In practice, the mediation process commences with pre-mediation information gathering, conflict analysis, shuttle mediation, agreement on date, time and venue as well as modalities; and ends with follow-up procedure for implementation. The procedural steps begin with a plenary session where parties in the conflict tell their stories to one another and to the Mediator. This session is followed by caucus meetings where each party meets separately with the Mediator and tells him or her the full story in confidence. The final plenary is follow-up caucus meetings which continue
until the parties reach a mutually acceptable conclusion, talk directly to one another and reconcile. Even when they are unable to reach such a level of agreement, the process ends with a final plenary where the parties are informed of progress made to that point and given options of what the next steps could be.
a. Effective conflict mediation requires active listening skills to encourage parties in the conflict to state their minds. You need to clarify points raised, restate the points and reflect on them to understand how the individual speakers
feel; and summarize the points to establish a basis for further discussion and show appreciation for his or her willingness to speak out to resolve the conflict. Try to discourage Positional Bargaining as it creates a win-lose result. Encourage and adopt the Principled Negotiation for gain-gain result in which no party in the conflict sees itself as having lost out completely. The gain-gain approach employs hard and soft methods of negotiation – hard on the issues but soft on the people and emphasize on cooperation of parties so that each will emerge as a winner. The main focus will be on interests not positions. Possible solutions are mutually generated and carefully evaluated before a final decision is made on which to adopt.
Furthermore, you as the Listener (Mediator) must:
i. Be impartial
ii. Show understanding non-verbally using body language
iii. Face the speaker to show rapt attention
iv. Ask questions to understand what was said clearly.
What you must NOT do as the neutral Mediator :
1. You must avoid advising or suggesting solutions.
2. You must not interrupt, ignore, judge or state opinion as a fact.
3. You must avoid sarcastic remarks and insults.
4. You must not give orders, threaten, preach or lecture.
Problems usually encountered in conflict management, listed by professional mediators include:
a. Lack of information for proper diagnosis of the conflict leading to faulty
prescriptions of a solution.

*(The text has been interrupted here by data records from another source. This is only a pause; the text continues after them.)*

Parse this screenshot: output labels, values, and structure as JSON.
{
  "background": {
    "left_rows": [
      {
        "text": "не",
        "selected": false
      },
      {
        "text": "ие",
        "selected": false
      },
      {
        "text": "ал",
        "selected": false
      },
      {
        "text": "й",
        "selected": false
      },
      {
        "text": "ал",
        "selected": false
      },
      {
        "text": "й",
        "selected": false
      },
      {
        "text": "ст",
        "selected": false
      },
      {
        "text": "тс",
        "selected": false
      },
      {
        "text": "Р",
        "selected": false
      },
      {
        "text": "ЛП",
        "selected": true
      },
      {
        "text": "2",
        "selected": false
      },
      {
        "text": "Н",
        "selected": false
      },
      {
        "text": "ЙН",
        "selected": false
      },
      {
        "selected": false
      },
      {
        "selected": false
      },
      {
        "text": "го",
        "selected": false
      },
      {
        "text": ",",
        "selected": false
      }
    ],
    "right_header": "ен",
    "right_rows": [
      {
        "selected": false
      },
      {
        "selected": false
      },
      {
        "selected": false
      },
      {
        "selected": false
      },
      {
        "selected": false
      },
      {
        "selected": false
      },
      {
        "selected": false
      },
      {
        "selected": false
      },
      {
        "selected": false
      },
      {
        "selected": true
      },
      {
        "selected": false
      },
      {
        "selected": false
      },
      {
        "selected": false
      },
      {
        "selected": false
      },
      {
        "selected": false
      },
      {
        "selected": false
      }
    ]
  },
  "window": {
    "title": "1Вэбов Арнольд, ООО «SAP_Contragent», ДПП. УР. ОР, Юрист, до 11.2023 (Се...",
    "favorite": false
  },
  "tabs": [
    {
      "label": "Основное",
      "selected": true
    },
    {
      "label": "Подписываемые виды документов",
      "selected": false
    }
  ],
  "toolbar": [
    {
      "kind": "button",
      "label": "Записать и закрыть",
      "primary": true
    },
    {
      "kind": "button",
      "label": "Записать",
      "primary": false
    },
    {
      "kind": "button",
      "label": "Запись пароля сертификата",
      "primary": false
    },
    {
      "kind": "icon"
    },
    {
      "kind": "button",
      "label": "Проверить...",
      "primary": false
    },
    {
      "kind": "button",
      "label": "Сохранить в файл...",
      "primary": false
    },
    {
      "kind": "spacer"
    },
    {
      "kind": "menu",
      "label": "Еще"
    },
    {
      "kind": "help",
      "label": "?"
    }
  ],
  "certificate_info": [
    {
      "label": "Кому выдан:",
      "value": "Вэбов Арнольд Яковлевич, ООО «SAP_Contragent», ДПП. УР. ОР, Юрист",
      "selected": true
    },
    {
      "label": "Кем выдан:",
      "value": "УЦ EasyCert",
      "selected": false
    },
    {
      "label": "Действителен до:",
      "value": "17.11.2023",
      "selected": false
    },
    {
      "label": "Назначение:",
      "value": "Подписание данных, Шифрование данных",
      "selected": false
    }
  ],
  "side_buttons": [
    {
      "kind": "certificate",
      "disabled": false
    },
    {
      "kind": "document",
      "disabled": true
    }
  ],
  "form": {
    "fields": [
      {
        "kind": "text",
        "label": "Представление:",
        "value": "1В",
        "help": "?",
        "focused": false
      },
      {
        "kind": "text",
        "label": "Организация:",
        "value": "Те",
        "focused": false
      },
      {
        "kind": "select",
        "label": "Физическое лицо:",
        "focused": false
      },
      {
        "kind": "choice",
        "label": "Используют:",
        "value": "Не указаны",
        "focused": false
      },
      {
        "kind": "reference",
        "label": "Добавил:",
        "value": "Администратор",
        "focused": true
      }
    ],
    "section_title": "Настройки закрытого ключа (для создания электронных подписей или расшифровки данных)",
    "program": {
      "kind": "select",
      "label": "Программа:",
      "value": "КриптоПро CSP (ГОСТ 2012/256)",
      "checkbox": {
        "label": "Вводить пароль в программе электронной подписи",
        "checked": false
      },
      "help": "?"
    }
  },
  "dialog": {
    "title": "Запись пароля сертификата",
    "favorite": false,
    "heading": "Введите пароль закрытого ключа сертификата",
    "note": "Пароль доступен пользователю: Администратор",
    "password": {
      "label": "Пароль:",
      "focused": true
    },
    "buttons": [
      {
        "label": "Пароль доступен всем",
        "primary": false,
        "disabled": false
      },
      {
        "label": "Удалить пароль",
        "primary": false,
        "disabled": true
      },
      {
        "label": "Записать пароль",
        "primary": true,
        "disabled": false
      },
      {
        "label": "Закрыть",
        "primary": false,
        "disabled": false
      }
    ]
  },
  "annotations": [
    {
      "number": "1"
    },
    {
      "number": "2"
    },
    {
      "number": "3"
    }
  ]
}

b. Lack of political will to solve the problem due to a number of reasons which may include fear of losing power, revenge and fear of losing face.
c. Lack of
capacity to solve the problem e.g. legitimacy problem, weak authority to generate confidence and lack of resources to establish peace.
d. Complexities resulting from varied interests and motives, fortune seekers, drug barons, arms dealers, warlords etc.
I hope this piece of ideas for peace building and conflict management will be useful to David Mutua and other collegues working in Kenya.